BEGIN Input material

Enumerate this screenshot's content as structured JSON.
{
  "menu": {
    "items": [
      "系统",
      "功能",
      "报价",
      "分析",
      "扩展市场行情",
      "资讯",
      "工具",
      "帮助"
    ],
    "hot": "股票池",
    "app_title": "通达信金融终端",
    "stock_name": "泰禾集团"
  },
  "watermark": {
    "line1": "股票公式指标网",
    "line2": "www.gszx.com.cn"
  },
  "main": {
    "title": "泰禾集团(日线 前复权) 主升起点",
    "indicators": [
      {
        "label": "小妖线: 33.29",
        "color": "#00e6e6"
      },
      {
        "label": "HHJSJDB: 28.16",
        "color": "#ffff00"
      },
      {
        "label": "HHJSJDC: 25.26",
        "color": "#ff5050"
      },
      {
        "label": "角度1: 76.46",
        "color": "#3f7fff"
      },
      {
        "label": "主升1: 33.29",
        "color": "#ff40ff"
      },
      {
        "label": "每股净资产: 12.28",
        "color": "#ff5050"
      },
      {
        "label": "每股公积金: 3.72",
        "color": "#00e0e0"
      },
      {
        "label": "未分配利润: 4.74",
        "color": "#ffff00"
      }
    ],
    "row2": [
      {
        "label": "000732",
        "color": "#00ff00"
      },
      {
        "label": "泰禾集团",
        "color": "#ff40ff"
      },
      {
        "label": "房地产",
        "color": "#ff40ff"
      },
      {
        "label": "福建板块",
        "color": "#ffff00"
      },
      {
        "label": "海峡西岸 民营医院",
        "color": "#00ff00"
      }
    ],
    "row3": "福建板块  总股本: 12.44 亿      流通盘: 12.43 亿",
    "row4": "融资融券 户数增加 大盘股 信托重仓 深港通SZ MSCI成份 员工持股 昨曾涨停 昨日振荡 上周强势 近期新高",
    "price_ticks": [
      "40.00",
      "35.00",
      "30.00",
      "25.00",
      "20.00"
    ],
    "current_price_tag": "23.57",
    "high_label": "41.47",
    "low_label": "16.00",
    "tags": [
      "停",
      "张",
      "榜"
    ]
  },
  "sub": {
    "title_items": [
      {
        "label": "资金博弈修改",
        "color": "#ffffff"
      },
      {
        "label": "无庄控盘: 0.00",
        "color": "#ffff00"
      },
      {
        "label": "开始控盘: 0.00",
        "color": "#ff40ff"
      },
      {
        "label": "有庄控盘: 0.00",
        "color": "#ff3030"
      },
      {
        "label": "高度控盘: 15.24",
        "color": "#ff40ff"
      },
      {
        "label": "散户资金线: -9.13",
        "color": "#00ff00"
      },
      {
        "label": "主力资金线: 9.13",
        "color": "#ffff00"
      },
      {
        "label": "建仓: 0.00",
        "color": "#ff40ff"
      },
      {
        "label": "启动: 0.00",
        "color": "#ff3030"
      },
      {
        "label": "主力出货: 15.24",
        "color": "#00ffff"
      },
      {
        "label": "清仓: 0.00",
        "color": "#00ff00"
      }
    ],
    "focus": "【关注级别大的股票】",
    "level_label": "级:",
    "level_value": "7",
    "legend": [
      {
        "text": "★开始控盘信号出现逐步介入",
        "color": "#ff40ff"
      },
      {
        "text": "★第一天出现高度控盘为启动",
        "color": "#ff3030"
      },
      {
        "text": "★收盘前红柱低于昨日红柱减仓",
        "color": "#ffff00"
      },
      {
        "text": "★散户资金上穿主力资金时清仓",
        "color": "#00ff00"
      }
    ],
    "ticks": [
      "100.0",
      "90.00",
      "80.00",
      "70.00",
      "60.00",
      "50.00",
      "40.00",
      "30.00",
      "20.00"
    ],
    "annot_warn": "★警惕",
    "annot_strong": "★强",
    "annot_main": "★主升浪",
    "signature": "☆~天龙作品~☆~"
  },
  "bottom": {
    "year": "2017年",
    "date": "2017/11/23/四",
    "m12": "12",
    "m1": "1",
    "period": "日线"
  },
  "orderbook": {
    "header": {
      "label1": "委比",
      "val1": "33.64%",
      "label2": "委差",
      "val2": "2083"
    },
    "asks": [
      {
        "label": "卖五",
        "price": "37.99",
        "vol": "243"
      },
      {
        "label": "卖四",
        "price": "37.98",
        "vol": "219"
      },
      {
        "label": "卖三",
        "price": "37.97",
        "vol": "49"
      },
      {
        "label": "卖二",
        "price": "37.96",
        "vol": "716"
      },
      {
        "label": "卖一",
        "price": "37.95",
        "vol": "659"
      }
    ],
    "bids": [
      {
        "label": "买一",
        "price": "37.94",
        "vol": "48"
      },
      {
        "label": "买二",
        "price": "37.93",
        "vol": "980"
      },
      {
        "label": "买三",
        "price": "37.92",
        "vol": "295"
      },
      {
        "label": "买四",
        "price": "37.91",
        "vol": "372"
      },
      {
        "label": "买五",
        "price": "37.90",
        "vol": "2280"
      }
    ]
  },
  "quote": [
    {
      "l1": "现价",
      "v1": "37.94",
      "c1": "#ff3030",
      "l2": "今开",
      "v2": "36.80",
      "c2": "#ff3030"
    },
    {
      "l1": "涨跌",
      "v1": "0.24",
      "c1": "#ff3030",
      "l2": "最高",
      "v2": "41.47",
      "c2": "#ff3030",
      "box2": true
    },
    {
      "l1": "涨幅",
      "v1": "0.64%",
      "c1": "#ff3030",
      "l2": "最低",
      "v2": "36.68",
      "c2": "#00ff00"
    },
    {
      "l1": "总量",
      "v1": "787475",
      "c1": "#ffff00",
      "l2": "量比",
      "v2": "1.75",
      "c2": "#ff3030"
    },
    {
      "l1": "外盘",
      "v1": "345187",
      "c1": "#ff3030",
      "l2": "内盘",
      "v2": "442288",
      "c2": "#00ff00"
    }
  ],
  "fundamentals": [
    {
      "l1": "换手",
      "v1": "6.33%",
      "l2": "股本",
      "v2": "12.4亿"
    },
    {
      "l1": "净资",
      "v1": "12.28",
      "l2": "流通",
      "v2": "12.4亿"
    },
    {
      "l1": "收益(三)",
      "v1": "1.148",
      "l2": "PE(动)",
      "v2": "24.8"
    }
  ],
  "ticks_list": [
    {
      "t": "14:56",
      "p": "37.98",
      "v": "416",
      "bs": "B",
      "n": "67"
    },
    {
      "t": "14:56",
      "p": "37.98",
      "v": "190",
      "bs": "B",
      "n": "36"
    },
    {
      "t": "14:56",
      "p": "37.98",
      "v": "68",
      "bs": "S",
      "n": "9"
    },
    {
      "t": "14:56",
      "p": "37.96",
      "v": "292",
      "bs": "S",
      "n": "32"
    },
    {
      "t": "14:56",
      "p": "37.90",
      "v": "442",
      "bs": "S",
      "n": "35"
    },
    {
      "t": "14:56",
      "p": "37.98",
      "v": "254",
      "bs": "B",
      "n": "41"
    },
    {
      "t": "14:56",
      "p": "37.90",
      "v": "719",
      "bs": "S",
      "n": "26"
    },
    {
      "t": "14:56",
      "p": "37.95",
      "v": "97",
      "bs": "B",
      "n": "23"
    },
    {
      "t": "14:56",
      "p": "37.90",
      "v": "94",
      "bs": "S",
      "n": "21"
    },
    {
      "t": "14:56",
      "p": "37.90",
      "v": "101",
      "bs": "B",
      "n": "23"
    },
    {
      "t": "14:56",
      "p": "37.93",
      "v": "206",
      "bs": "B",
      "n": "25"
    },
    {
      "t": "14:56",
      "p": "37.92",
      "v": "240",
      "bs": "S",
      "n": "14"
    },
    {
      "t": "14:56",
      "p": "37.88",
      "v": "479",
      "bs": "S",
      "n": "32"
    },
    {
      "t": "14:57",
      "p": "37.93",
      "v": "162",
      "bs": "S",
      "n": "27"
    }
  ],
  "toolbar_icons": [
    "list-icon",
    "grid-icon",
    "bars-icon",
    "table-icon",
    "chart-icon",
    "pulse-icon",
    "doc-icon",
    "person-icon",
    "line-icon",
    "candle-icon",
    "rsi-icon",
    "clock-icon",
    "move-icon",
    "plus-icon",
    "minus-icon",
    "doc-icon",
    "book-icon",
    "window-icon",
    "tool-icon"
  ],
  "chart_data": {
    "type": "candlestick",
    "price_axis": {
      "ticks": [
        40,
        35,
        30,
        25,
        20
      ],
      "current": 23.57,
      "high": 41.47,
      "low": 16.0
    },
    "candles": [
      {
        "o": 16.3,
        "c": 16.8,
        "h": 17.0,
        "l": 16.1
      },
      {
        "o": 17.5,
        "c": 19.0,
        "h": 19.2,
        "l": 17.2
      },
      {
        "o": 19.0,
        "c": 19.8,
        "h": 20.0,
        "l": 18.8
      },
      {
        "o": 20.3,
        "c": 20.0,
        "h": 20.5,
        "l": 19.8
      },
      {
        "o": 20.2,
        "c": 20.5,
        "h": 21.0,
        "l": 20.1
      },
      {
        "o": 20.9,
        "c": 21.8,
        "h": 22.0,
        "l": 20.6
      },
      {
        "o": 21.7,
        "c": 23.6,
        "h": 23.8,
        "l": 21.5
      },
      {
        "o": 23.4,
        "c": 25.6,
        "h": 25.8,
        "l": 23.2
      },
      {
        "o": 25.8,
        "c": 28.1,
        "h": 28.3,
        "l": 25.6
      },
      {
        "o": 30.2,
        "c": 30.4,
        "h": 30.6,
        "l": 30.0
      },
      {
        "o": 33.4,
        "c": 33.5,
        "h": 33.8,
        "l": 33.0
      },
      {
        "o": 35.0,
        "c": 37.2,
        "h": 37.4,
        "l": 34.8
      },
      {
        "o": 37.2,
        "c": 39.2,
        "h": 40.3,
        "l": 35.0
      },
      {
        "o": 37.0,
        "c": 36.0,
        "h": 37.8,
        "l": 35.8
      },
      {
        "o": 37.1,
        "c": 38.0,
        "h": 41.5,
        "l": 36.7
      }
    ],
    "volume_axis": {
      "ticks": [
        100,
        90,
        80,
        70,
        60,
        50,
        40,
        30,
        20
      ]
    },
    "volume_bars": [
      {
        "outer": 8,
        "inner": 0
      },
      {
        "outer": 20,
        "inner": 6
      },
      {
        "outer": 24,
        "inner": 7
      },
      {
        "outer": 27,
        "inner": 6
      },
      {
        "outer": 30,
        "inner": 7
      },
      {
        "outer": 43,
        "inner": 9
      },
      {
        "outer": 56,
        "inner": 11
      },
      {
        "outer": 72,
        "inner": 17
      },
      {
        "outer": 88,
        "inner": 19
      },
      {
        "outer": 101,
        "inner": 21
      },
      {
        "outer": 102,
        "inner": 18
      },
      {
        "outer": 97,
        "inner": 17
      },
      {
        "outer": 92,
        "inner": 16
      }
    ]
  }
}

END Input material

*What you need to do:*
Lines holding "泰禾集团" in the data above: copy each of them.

*Result of the exercise:*
    "stock_name": "泰禾集团"
    "title": "泰禾集团(日线 前复权) 主升起点",
        "label": "泰禾集团",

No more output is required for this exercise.